Thus, a HUF can be formed by a husband (co-parcener) and wife (member), however, it can earn income separately for tax purposes only when there are two co-parceners i.e. when a child, whether male or female, becomes part of the family.

Can a woman become Karta of a HUF?

Yes, a woman can become the Karta of the HUF, if all co-parceners agree to do so. The Supreme Court in the case of Sujata Sharma versus Manu Gupta had ruled in 2016 in this regard. The senior-most male member of the family automatically becomes the Karta of the HUF, and on his death, the next senior-most male member. However, if all co-parceners expressly agree to make a particular co-parcener whether male or female to act as co-parcener, the same is also acceptable. It is advised that in such cases, an agreement or declaration on this behalf in writing be executed and registered.

It is important to note here that only females in the family who are co-parceners can become Karta. Therefore, a wife cannot become Karta of her Husband’s HUF, however, she can become a co-parcener in her father’s HUF. All daughters have the right to become Karta in the HUF of their father, however, the same must be expressly agreed by all co-parceners.

Should a HUF be a resident of India?

HUF can be formed only by Indian Hindus. However, the HUF does not need to remain a resident of India. In case the control and management of the HUF are situated outside India, the HUF would be a non-resident. In simple words, if the Karta is resident in India (living in India for 182 days or more during the year) and managing the joint property from India then the HUF is also Resident, otherwise, if the affairs of the HUF are managed by the Karta from outside India, the HUF would be a non-resident. The taxation of HUF is similar to the taxation of individuals.

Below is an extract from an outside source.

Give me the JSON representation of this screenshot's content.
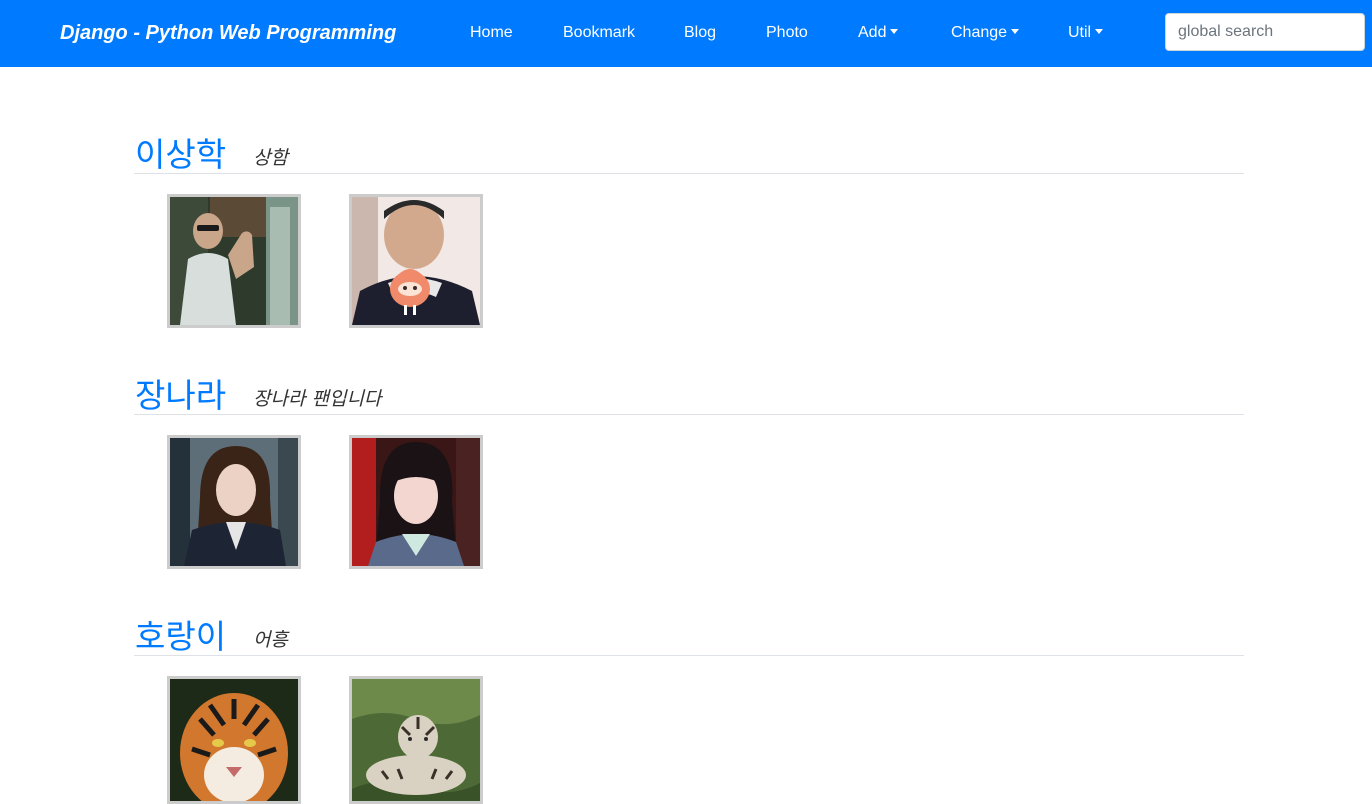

Can members of the HUF (in personal income tax returns) and the HUF separately claim deductions under Section 80C?

Yes, the HUF being a separate taxable assessee, can claim a deduction under section 80C separately from its members. However, it is important to note that the member and the HUF cannot claim a deduction in respect of the same investment made or expense incurred in both returns.

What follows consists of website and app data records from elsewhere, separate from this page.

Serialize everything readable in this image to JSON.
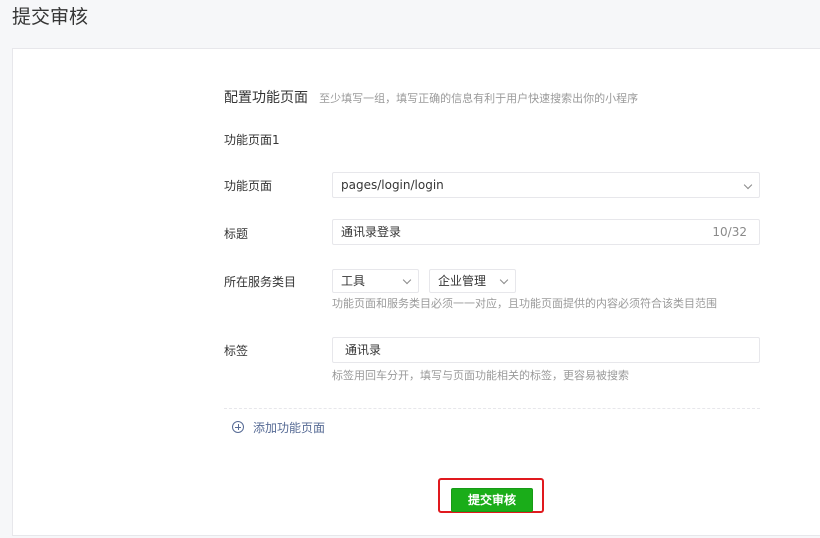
{
  "page": {
    "title": "提交审核"
  },
  "section": {
    "title": "配置功能页面",
    "hint": "至少填写一组，填写正确的信息有利于用户快速搜索出你的小程序",
    "subheading": "功能页面1"
  },
  "form": {
    "function_page": {
      "label": "功能页面",
      "value": "pages/login/login"
    },
    "title": {
      "label": "标题",
      "value": "通讯录登录",
      "count": "10/32"
    },
    "category": {
      "label": "所在服务类目",
      "primary": "工具",
      "secondary": "企业管理",
      "tip": "功能页面和服务类目必须一一对应，且功能页面提供的内容必须符合该类目范围"
    },
    "tags": {
      "label": "标签",
      "value": "通讯录",
      "tip": "标签用回车分开，填写与页面功能相关的标签，更容易被搜索"
    }
  },
  "actions": {
    "add_page": "添加功能页面",
    "submit": "提交审核"
  },
  "colors": {
    "primary_green": "#1aad19",
    "link_blue": "#576b95",
    "highlight_red": "#e0191e"
  }
}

What if a property is received by a male member from the partition of his father’s HUF, after his marriage but before a child is born?

There is no clear law or judicial pronouncement in this matter. One view is that such property is an ancestral and joint property of the son’s HUF, the other view is that since a second co-parcener is not yet born, the HUF cannot acquire ancestral property and the same must be taxed in the hands of the individual.

Can HUF receive gifts from anybody?

Yes, where a gift by a person with the intention that the money should be used for the benefit of the family, the same shall constitute HUF property. Such a gift can be received from anybody. There is no restriction for a HUF to accept gifts from any source. However, the intention of the donor should be clear and the gift should be genuine. The donee shall have to prove the identity and capacity of the donor as well as the genuineness of the gift. Friendship, relationship, closeness need to be established.  However, gifts received from relatives shall not be taxable while gifts received from other people would be taxable under income tax, similar to the way the same is taxed in the case of individuals.

Is it necessary for the HUF to have ancestral property before receiving any income or gift from co-parceners?

No, the HUF does not need to have ancestral property, as the key essence is a common ancestor. A HUF can start empty-handed and earn income.

What is the concept of Sole Surviving Coparcener?

When a family is reduced to only one coparcener, such coparcener is called the Sole Surviving Coparcener. For purposes of tax assessment, the sole surviving coparcener is assessed in the status of a HUF, and his powers are wide and unrestricted and similar to an individual. He can alienate the property in whatever manner he likes.

Can partitions be conducted orally?

Yes, no law mandates partitions to be written or registered.  It is not necessary to effect partition by a written deed.  It can be effected orally and be acted upon.  Even a partition of immovable property can be by an oral agreement. However, for taxation and as for legal prudence, it is recommended that the partition is in writing.